### WHAT YOU HAVE TO DO
If a line below contains the string "title", return that line.

Stored items
---------------

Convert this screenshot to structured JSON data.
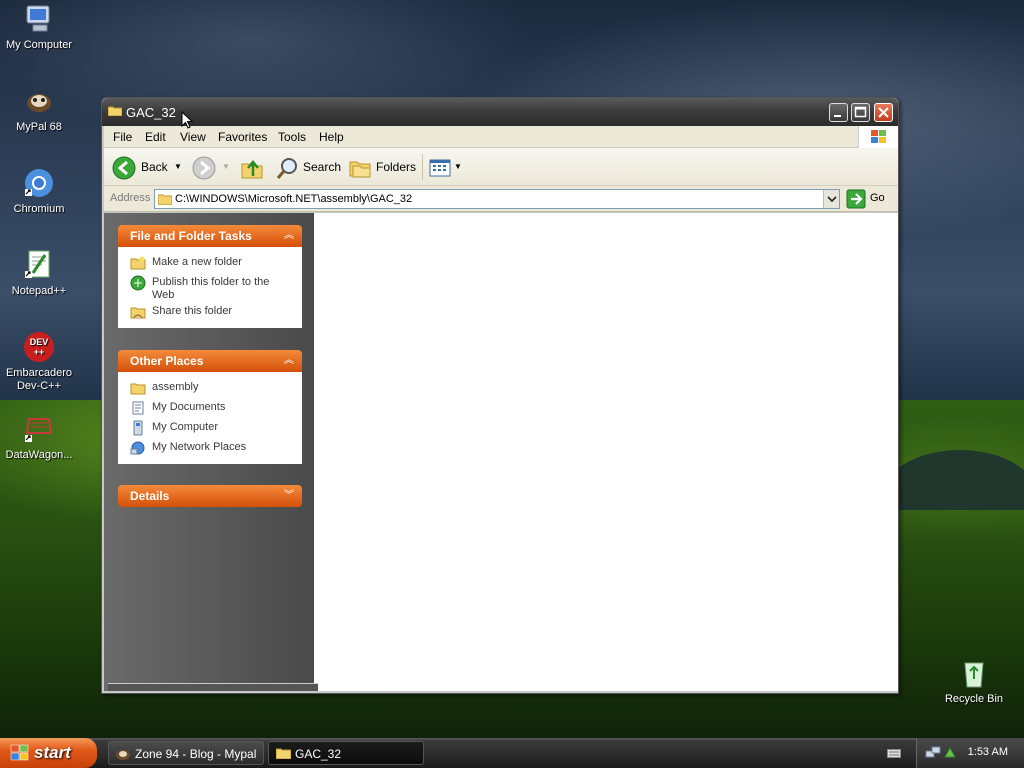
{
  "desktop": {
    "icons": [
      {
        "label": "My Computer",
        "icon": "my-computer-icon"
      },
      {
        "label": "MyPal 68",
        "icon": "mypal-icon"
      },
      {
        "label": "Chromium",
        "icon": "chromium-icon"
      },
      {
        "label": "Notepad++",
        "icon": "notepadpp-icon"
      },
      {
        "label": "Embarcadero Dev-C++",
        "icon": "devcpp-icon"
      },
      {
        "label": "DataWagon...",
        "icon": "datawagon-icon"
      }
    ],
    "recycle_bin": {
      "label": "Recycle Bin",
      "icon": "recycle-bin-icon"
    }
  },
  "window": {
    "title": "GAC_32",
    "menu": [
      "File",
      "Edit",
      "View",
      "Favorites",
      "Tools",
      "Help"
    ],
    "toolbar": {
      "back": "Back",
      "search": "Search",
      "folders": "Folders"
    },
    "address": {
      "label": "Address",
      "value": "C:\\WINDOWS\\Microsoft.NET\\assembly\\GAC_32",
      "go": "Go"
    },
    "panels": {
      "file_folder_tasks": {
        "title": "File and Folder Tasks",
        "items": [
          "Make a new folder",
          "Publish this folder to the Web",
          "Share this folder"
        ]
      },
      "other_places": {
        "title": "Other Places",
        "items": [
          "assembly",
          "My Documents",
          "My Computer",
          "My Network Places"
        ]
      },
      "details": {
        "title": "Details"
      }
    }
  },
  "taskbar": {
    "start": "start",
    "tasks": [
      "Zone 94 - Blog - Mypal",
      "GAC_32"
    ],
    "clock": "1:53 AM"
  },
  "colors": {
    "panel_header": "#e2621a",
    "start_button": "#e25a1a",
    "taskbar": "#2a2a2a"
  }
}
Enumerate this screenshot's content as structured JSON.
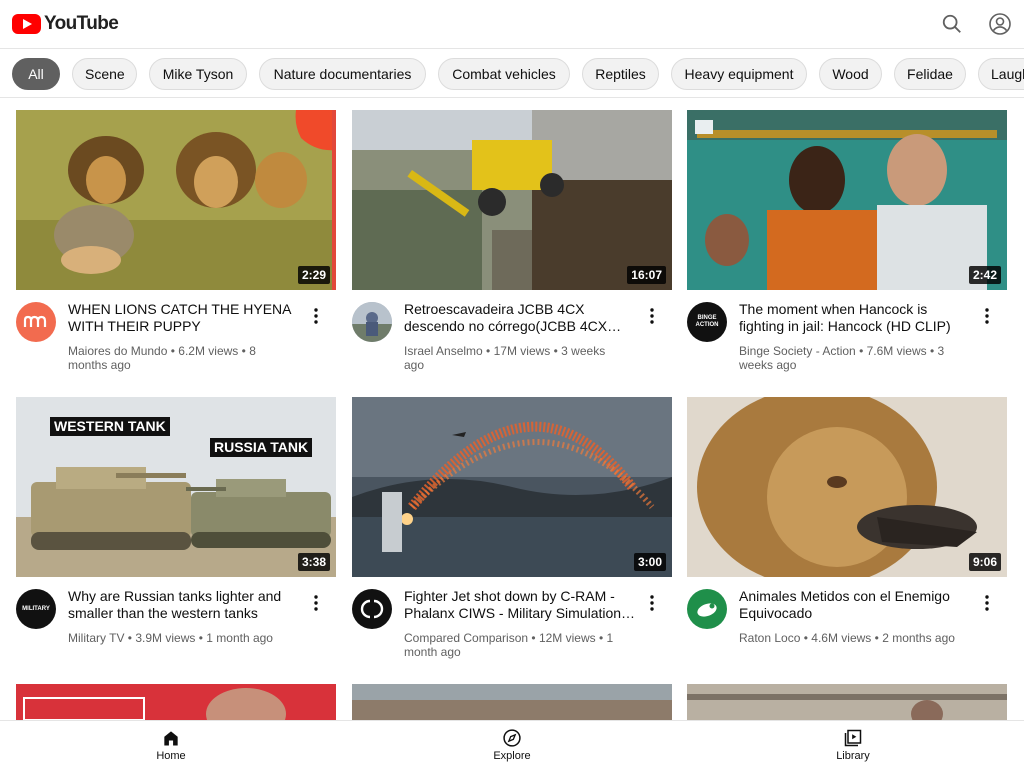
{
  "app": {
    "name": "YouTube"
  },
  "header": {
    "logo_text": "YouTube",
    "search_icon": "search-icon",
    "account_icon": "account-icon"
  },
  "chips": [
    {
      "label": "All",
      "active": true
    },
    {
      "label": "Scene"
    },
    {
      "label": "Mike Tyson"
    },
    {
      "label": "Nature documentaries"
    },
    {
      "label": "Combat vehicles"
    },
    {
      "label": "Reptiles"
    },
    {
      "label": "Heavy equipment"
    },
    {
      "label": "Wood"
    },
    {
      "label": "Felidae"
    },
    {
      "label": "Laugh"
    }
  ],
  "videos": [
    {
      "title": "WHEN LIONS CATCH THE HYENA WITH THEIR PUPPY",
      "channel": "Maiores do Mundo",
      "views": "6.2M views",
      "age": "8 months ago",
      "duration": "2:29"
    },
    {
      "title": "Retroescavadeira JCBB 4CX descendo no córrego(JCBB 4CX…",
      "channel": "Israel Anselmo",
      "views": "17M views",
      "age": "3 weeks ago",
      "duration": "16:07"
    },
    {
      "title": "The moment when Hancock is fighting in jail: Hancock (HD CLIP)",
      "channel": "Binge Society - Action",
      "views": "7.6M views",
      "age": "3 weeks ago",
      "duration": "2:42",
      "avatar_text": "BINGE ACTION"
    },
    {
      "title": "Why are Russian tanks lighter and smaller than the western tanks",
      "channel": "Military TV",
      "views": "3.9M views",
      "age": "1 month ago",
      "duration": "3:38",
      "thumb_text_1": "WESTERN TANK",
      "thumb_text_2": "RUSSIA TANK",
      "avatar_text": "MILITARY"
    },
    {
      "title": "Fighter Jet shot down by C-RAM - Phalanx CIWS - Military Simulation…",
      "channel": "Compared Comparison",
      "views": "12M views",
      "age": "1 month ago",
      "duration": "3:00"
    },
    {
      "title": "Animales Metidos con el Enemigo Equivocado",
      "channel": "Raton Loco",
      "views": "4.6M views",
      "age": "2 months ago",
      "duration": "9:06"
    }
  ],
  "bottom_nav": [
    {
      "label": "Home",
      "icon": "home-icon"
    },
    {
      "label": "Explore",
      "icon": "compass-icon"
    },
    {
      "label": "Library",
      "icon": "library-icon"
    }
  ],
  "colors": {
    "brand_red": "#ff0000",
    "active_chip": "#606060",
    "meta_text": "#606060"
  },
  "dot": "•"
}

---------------

### OUTPUT OF THE TASK
    "title": "GAC_32",
        "title": "File and Folder Tasks",
        "title": "Other Places",
        "title": "Details"
      "title": "WHEN LIONS CATCH THE HYENA WITH THEIR PUPPY",
      "title": "Retroescavadeira JCBB 4CX descendo no córrego(JCBB 4CX…",
      "title": "The moment when Hancock is fighting in jail: Hancock (HD CLIP)",
      "title": "Why are Russian tanks lighter and smaller than the western tanks",
      "title": "Fighter Jet shot down by C-RAM - Phalanx CIWS - Military Simulation…",
      "title": "Animales Metidos con el Enemigo Equivocado",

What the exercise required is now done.